(Items from a data source)
□ □ □ □

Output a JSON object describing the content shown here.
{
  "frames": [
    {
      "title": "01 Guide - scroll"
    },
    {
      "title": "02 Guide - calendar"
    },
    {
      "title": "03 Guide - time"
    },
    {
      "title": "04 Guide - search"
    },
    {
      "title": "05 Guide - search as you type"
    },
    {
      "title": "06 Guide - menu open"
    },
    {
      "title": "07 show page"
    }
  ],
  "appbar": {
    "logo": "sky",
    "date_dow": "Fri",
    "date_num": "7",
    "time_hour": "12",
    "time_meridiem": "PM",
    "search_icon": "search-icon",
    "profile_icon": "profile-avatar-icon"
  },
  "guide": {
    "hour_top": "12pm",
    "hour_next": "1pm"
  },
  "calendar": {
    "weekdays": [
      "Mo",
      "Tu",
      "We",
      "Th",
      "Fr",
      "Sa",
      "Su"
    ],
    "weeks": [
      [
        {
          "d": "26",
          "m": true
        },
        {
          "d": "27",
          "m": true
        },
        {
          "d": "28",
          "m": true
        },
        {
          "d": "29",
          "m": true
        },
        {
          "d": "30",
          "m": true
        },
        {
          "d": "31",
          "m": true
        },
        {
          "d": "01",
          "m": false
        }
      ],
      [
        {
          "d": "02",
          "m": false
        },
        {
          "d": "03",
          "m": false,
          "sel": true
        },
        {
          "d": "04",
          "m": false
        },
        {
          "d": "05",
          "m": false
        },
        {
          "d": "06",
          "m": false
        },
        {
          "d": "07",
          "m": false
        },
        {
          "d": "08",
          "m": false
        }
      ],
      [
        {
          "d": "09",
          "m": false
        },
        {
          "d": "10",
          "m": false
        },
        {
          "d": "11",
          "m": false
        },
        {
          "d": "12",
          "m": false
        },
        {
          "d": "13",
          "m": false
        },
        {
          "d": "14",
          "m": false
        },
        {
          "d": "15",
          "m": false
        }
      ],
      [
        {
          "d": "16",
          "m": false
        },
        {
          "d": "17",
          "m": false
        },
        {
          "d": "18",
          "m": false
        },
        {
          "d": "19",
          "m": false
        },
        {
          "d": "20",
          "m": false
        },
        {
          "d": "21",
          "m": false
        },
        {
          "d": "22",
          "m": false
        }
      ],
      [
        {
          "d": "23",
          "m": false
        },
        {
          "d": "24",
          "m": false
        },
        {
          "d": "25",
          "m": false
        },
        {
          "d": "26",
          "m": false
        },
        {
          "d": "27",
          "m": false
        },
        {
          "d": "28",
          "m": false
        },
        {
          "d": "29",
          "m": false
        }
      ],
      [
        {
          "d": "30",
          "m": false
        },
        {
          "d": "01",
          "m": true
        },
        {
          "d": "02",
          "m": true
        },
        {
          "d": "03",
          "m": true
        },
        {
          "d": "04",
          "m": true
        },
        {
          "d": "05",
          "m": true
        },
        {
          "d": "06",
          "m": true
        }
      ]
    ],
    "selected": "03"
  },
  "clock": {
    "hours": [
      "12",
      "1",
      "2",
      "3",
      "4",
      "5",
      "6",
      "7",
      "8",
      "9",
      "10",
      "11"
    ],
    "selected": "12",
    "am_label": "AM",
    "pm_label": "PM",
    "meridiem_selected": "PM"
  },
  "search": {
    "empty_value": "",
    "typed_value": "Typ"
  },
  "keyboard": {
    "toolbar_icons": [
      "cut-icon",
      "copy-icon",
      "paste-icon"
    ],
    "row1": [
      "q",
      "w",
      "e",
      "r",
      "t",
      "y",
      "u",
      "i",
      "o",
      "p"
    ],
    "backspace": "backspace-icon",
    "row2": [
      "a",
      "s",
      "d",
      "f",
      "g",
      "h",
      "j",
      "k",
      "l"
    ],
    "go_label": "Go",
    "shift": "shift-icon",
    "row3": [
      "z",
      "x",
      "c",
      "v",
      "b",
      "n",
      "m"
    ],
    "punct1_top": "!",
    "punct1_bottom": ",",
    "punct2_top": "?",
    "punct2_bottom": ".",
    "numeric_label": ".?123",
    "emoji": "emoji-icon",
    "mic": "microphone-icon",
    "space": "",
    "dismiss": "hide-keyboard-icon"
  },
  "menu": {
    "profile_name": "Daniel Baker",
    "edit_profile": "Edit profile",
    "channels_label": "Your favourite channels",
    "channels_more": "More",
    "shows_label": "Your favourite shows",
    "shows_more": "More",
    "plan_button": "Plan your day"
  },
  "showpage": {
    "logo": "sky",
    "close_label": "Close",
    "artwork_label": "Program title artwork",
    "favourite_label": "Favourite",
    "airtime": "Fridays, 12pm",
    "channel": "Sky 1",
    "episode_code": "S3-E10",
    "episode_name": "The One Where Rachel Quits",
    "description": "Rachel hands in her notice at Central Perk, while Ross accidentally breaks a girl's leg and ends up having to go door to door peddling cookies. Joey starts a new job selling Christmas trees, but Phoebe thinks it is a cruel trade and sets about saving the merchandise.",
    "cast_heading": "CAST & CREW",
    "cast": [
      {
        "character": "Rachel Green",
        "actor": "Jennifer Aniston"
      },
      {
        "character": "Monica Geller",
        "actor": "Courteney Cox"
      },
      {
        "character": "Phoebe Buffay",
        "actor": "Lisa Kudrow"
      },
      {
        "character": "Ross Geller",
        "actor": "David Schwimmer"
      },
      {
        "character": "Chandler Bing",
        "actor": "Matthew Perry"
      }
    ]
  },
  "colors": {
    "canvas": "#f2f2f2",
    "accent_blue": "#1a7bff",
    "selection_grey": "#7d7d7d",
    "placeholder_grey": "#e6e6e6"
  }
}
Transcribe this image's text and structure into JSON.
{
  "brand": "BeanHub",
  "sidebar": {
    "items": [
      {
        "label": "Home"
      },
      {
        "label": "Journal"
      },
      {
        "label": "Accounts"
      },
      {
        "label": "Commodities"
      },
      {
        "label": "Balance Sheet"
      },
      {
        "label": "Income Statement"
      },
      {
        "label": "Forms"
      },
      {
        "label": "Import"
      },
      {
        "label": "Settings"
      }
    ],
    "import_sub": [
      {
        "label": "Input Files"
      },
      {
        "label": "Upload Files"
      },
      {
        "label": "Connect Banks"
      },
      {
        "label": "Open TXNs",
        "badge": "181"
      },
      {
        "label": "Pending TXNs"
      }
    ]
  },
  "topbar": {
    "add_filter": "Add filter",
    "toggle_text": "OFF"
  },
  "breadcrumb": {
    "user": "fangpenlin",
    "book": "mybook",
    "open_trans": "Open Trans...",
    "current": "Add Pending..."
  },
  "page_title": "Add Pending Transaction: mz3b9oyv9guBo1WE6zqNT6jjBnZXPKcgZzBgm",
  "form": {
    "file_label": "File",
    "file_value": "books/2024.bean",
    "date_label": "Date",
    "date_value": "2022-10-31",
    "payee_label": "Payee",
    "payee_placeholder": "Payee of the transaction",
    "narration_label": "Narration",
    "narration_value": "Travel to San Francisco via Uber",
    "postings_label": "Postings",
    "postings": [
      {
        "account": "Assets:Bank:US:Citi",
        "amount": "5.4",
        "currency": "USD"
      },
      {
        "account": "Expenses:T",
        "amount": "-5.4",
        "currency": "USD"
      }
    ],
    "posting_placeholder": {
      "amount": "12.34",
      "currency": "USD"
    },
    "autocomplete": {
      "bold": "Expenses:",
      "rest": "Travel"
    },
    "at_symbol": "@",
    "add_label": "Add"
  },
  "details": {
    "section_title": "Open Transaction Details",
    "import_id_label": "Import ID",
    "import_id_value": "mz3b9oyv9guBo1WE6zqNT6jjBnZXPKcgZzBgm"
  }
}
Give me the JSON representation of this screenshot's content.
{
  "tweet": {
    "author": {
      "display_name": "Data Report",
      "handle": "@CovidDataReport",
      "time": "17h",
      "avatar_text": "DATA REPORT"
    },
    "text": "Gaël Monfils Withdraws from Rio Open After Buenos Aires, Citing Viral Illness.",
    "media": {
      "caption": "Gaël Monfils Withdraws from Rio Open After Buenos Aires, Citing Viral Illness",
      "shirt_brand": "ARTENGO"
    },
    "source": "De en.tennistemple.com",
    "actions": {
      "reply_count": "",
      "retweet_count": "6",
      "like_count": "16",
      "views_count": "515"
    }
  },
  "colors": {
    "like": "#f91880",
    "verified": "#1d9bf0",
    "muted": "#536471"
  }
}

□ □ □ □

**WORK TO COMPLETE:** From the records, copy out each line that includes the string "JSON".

**COMPLETED EXERCISE:**
Output a JSON object describing the content shown here.
Transcribe this image's text and structure into JSON.
Give me the JSON representation of this screenshot's content.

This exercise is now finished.